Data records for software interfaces
──────────────────────────────

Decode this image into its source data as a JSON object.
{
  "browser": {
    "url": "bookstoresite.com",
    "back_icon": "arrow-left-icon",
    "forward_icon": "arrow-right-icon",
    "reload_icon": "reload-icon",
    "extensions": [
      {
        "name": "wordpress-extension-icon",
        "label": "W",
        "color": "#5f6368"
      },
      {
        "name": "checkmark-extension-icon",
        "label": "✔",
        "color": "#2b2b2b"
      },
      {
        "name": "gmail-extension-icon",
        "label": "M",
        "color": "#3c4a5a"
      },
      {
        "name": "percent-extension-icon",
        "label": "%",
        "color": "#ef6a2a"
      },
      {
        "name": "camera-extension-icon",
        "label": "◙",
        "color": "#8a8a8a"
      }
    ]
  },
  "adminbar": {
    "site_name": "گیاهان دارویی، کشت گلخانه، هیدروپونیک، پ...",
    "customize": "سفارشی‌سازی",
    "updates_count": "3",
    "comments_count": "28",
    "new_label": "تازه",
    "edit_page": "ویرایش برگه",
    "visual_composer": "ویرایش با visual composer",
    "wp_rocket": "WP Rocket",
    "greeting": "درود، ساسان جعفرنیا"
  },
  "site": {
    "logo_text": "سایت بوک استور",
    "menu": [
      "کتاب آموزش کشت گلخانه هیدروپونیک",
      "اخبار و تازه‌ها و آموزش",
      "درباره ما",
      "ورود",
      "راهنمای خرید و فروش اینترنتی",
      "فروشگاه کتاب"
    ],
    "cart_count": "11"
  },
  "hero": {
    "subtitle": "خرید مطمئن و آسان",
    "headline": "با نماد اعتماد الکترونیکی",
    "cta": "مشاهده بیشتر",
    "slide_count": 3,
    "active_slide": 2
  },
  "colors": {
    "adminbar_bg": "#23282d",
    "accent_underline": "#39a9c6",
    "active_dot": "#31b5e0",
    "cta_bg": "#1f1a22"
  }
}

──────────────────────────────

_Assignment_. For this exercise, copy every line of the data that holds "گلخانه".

_Your response_.
    "site_name": "گیاهان دارویی، کشت گلخانه، هیدروپونیک، پ...",
      "کتاب آموزش کشت گلخانه هیدروپونیک",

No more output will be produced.